→ **Exercise aim**
What lines in the material hold the string "GetInstance"? Return every one of them.
****************
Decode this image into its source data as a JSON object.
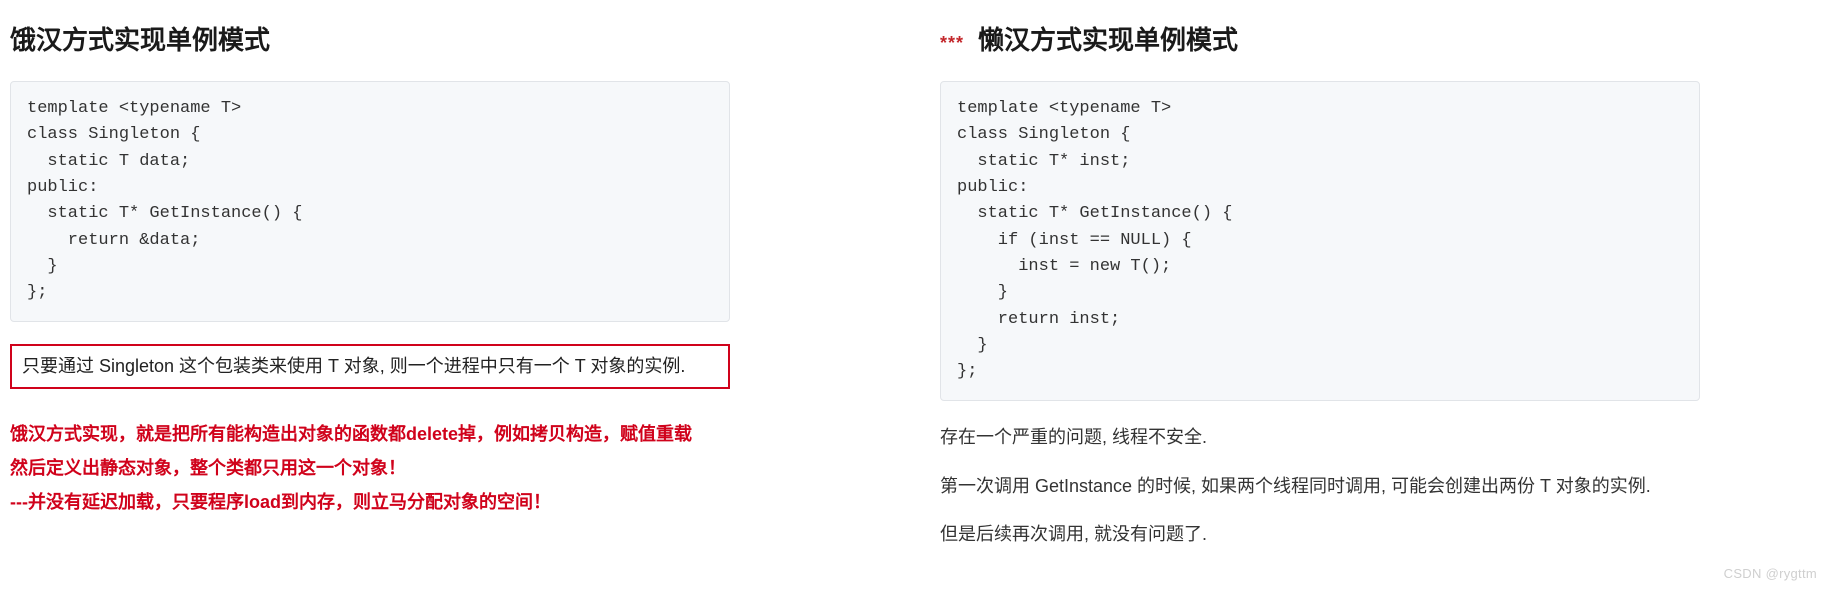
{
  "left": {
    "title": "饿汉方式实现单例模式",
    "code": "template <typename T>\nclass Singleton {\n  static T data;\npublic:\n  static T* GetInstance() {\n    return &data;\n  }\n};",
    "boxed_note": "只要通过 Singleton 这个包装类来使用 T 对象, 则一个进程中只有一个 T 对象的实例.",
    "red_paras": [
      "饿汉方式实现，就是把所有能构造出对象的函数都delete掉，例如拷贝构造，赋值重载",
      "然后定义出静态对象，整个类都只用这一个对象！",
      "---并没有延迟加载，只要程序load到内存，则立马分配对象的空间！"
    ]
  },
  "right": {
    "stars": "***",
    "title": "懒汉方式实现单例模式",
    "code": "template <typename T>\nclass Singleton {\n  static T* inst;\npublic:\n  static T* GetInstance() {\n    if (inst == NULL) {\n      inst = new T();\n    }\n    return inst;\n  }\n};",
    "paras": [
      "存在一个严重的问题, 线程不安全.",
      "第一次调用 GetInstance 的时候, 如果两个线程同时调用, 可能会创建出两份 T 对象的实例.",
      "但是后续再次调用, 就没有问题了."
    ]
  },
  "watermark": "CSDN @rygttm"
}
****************
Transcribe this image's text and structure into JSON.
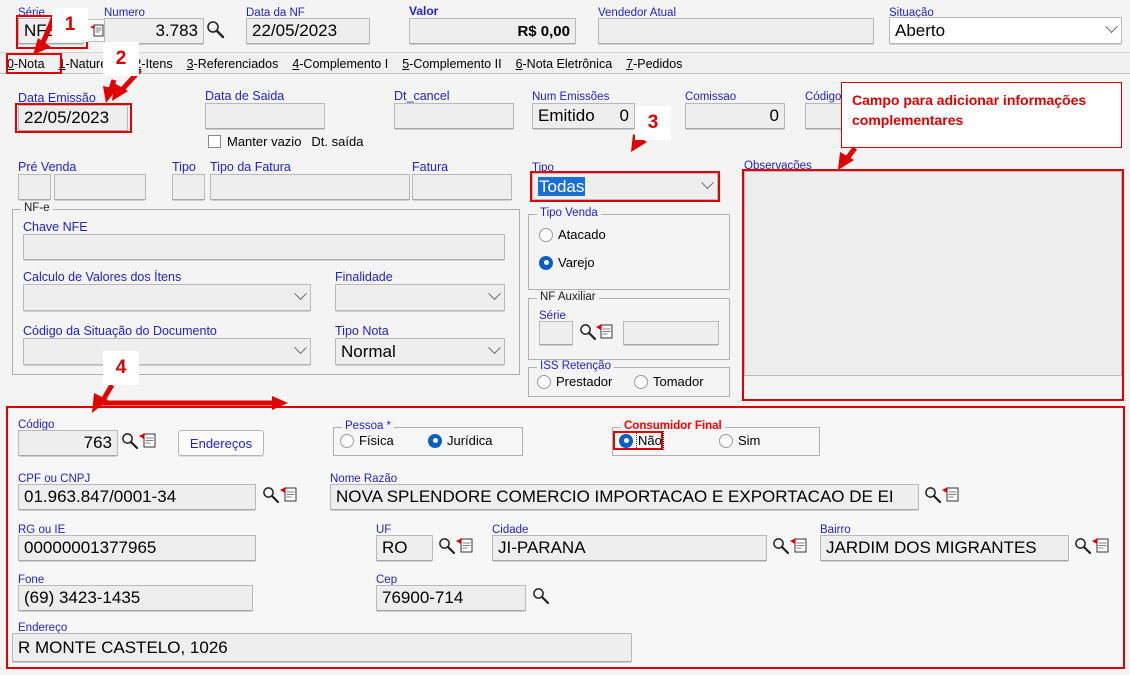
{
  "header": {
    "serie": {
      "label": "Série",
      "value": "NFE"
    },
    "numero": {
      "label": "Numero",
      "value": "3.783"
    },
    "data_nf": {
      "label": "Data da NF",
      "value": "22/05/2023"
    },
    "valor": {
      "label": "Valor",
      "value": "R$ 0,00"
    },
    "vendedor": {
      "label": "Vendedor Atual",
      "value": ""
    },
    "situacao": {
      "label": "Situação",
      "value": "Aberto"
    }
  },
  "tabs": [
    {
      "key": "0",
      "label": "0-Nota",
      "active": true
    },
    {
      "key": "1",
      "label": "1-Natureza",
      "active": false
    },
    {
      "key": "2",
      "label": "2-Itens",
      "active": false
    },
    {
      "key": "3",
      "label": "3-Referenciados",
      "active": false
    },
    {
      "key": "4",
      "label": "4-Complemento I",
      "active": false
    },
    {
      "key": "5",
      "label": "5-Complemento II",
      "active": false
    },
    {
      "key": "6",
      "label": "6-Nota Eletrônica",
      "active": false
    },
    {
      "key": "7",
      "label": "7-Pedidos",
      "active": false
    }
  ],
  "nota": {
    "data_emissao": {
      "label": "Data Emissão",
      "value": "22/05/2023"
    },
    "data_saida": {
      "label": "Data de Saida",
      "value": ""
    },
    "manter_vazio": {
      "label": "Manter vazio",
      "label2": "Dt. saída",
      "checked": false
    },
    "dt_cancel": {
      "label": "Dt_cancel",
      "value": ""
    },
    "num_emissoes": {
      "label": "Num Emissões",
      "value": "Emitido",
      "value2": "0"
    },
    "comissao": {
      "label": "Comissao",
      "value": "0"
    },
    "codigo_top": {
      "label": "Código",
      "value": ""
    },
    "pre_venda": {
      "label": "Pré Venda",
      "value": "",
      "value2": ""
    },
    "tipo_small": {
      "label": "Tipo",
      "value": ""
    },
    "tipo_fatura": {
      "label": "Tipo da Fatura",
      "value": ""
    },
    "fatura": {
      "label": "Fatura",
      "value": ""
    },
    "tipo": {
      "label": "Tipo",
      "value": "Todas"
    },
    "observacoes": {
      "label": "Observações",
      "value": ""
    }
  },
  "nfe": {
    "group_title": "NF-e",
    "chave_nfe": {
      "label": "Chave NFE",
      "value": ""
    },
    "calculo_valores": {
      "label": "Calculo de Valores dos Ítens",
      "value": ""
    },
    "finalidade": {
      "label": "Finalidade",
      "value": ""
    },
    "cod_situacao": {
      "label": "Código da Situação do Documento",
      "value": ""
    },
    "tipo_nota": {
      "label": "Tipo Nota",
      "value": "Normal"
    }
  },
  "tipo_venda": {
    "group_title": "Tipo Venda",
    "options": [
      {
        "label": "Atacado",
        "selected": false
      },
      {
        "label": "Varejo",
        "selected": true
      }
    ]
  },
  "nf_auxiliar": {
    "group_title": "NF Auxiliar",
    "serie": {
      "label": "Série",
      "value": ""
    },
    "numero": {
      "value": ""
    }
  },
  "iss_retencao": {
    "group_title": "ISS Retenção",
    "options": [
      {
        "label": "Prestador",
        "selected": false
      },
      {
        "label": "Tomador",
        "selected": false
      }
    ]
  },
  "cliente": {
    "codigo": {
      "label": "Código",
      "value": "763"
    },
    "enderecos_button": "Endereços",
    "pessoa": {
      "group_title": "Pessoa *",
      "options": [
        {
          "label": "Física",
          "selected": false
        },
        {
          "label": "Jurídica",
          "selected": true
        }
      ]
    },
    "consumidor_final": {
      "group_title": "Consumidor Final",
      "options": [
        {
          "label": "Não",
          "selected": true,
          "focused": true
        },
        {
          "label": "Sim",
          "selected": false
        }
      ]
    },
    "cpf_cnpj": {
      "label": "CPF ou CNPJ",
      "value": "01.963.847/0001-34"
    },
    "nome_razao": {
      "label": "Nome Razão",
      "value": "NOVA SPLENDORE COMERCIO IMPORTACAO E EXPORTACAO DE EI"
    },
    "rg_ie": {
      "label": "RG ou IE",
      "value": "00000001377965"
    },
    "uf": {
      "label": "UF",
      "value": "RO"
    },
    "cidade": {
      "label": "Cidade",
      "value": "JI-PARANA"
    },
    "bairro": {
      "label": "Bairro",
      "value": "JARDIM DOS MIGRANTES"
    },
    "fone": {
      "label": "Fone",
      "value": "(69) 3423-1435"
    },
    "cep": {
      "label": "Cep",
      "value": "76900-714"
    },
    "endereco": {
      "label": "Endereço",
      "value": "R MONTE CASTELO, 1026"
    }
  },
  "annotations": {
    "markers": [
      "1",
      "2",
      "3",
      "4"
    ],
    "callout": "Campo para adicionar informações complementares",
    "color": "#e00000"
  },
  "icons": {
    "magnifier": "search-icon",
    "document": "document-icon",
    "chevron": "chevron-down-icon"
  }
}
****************
→ **Your response**
    "code": "template <typename T>\nclass Singleton {\n  static T data;\npublic:\n  static T* GetInstance() {\n    return &data;\n  }\n};",
    "code": "template <typename T>\nclass Singleton {\n  static T* inst;\npublic:\n  static T* GetInstance() {\n    if (inst == NULL) {\n      inst = new T();\n    }\n    return inst;\n  }\n};",
      "第一次调用 GetInstance 的时候, 如果两个线程同时调用, 可能会创建出两份 T 对象的实例.",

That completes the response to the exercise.